[Dataset rows describing interfaces]
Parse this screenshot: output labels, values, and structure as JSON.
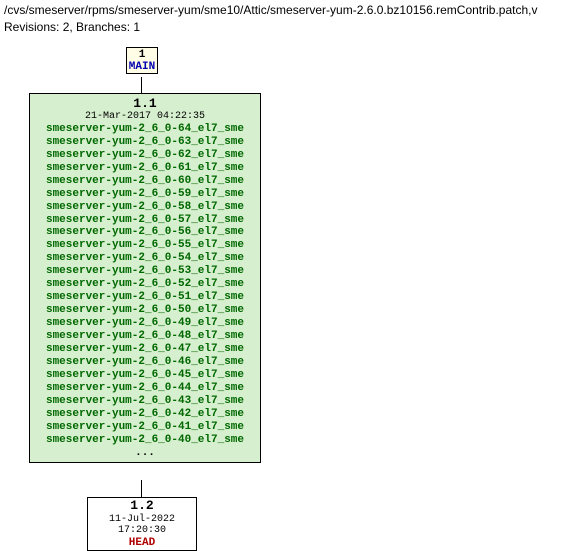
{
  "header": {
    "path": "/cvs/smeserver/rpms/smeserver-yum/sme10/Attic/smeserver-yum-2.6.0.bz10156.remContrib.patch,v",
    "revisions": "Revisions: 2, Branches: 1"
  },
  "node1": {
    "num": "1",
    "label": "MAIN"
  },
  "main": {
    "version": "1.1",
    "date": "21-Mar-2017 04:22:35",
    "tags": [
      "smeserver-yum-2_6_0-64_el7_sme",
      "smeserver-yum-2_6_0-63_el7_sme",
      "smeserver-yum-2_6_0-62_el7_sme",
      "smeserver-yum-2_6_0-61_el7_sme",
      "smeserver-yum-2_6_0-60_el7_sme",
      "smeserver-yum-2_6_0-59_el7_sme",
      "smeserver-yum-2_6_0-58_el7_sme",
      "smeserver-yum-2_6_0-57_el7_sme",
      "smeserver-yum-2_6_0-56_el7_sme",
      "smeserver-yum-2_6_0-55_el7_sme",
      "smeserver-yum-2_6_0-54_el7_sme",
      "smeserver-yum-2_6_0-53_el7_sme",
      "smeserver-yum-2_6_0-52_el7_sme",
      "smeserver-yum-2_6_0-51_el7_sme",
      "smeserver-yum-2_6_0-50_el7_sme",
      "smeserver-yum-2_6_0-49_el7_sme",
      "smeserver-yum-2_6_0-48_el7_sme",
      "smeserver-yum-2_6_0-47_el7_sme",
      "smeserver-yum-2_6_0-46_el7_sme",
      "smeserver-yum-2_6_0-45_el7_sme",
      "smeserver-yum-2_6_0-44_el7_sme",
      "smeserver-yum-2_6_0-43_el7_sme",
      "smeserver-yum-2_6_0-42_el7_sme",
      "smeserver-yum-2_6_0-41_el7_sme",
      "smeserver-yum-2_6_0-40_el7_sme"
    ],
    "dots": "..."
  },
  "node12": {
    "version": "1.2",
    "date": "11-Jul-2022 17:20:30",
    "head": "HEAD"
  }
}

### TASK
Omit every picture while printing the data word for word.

### ANSWER TO THIS EXERCISE
Parse this screenshot: output labels, values, and structure as JSON.
{
  "header": {
    "path": "/cvs/smeserver/rpms/smeserver-yum/sme10/Attic/smeserver-yum-2.6.0.bz10156.remContrib.patch,v",
    "revisions": "Revisions: 2, Branches: 1"
  },
  "node1": {
    "num": "1",
    "label": "MAIN"
  },
  "main": {
    "version": "1.1",
    "date": "21-Mar-2017 04:22:35",
    "tags": [
      "smeserver-yum-2_6_0-64_el7_sme",
      "smeserver-yum-2_6_0-63_el7_sme",
      "smeserver-yum-2_6_0-62_el7_sme",
      "smeserver-yum-2_6_0-61_el7_sme",
      "smeserver-yum-2_6_0-60_el7_sme",
      "smeserver-yum-2_6_0-59_el7_sme",
      "smeserver-yum-2_6_0-58_el7_sme",
      "smeserver-yum-2_6_0-57_el7_sme",
      "smeserver-yum-2_6_0-56_el7_sme",
      "smeserver-yum-2_6_0-55_el7_sme",
      "smeserver-yum-2_6_0-54_el7_sme",
      "smeserver-yum-2_6_0-53_el7_sme",
      "smeserver-yum-2_6_0-52_el7_sme",
      "smeserver-yum-2_6_0-51_el7_sme",
      "smeserver-yum-2_6_0-50_el7_sme",
      "smeserver-yum-2_6_0-49_el7_sme",
      "smeserver-yum-2_6_0-48_el7_sme",
      "smeserver-yum-2_6_0-47_el7_sme",
      "smeserver-yum-2_6_0-46_el7_sme",
      "smeserver-yum-2_6_0-45_el7_sme",
      "smeserver-yum-2_6_0-44_el7_sme",
      "smeserver-yum-2_6_0-43_el7_sme",
      "smeserver-yum-2_6_0-42_el7_sme",
      "smeserver-yum-2_6_0-41_el7_sme",
      "smeserver-yum-2_6_0-40_el7_sme"
    ],
    "dots": "..."
  },
  "node12": {
    "version": "1.2",
    "date": "11-Jul-2022 17:20:30",
    "head": "HEAD"
  }
}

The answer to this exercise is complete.